Sept. 23, 1964 · Supreme Court of North Carolina
262 N.C. 490


(Filed 23 September, 1964.)

Appeal and Error § 24—

An exception to the charge on the ground that the court failed to charge the applicable law as required by statute is ineffectual as a broadside exception.

Appeal by defendants from Bundy, J., May 4, 1964 Session of Beau-FORT.

Plaintiff brought this action to recover compensation for services rendered defendants, at their request, in a condemnation proceeding instituted by the Highway Commission against defendants. He alleges defendants agreed to pay fair and reasonable compensation for the services rendered; as a result of the services rendered, defendants obtained a judgment against the Highway Commission for $1,000.00.

Defendants denied they employed plaintiff to represent them in the condemnation proceeding, or that he rendered any services in that litigation. They allege they employed plaintiff to represent them in other litigation and, for the services there rendered, he has been fully compensated.

Appropriate issues were submitted to the jury. It found defendants had employed plaintiff, as he alleged, and fixed the reasonable and fair value of his services at $333.33. Judgment was entered on the verdict. Defendants, having excepted, appealed.

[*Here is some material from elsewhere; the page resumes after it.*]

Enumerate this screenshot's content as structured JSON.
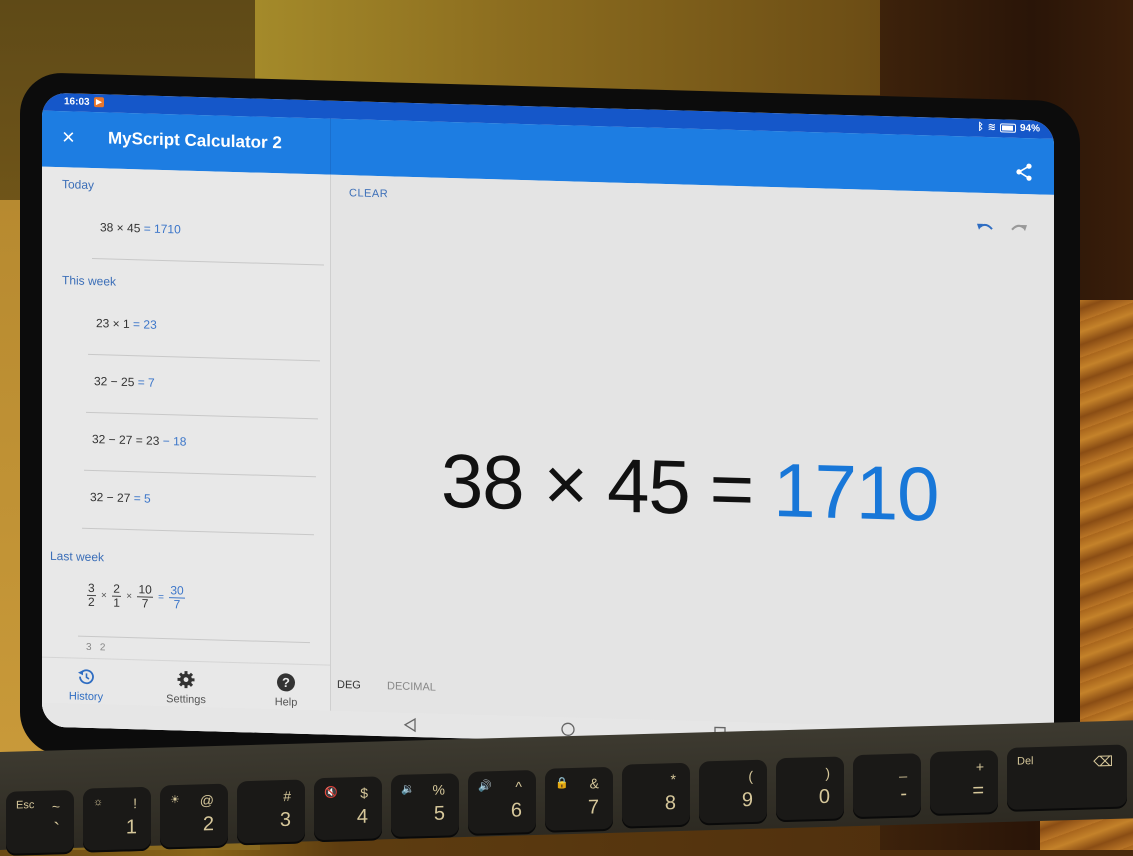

Earl Whitted, Jr., for appellants.

Bailey & Bailey for plaintiff appellee.

PeR Ctjeiam.

The only exception assigned as error reads: “The defendants further except and object to the CHARGE OF THE COURT for the reason that the Court failed and neglected to Charge the Jury as to the LAW OF THE CASE as would be applied to the case at bar as the Court was required to do as specifically set out in G.S. 1-180.”

The exception does not indicate what legal question was presented and not covered in the charge. The pleadings and testimony show no complicated legal questions were presented. The rights of the parties were dependent on the answers which the jury should give to simple factual questions. The exception is broadside and, for that reason, insufficient. Clifton v. Turner, 257 N.C. 92, 125 S.E. 2d 339; Darden v. Bone, 254 N.C. 599, 119 S.E. 2d 634.

No error.